## [EXERCISE REQUIREMENTS]
Find how many lines in the entries below carry the word "icon" and answer with only that figure.
__________
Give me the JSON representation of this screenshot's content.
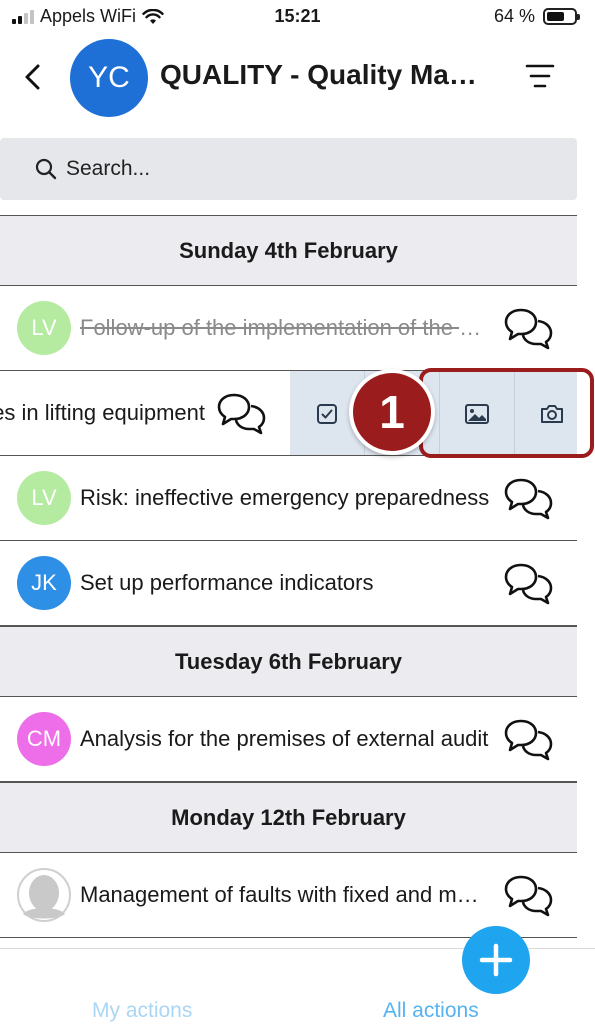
{
  "status_bar": {
    "carrier": "Appels WiFi",
    "time": "15:21",
    "battery": "64 %",
    "battery_level": 0.64
  },
  "header": {
    "avatar_initials": "YC",
    "avatar_color": "#1e6fd6",
    "title": "QUALITY - Quality Management"
  },
  "search": {
    "placeholder": "Search..."
  },
  "sections": [
    {
      "day": "Sunday 4th February",
      "items": [
        {
          "initials": "LV",
          "avatar_color": "#b5eba0",
          "label": "Follow-up of the implementation of the action plan",
          "completed": true
        },
        {
          "initials": "",
          "avatar_color": "",
          "label": "Anomalies in lifting equipment",
          "swiped": true
        },
        {
          "initials": "LV",
          "avatar_color": "#b5eba0",
          "label": "Risk: ineffective emergency preparedness"
        },
        {
          "initials": "JK",
          "avatar_color": "#2e8fe6",
          "label": "Set up performance indicators"
        }
      ]
    },
    {
      "day": "Tuesday 6th February",
      "items": [
        {
          "initials": "CM",
          "avatar_color": "#ee6de8",
          "label": "Analysis for the premises of external audit"
        }
      ]
    },
    {
      "day": "Monday 12th February",
      "items": [
        {
          "initials": "",
          "avatar_color": "#c9c9c9",
          "label": "Management of faults with fixed and mobile equipment"
        }
      ]
    }
  ],
  "swipe_actions": [
    "checkbox-icon",
    "image-icon",
    "camera-icon"
  ],
  "step_badge": "1",
  "tabs": {
    "my_actions": "My actions",
    "all_actions": "All actions"
  },
  "colors": {
    "accent": "#1fa5ef",
    "highlight": "#9b1c1c",
    "tray": "#dde5ef"
  }
}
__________
## [ANSWER TO THE EXERCISE]
3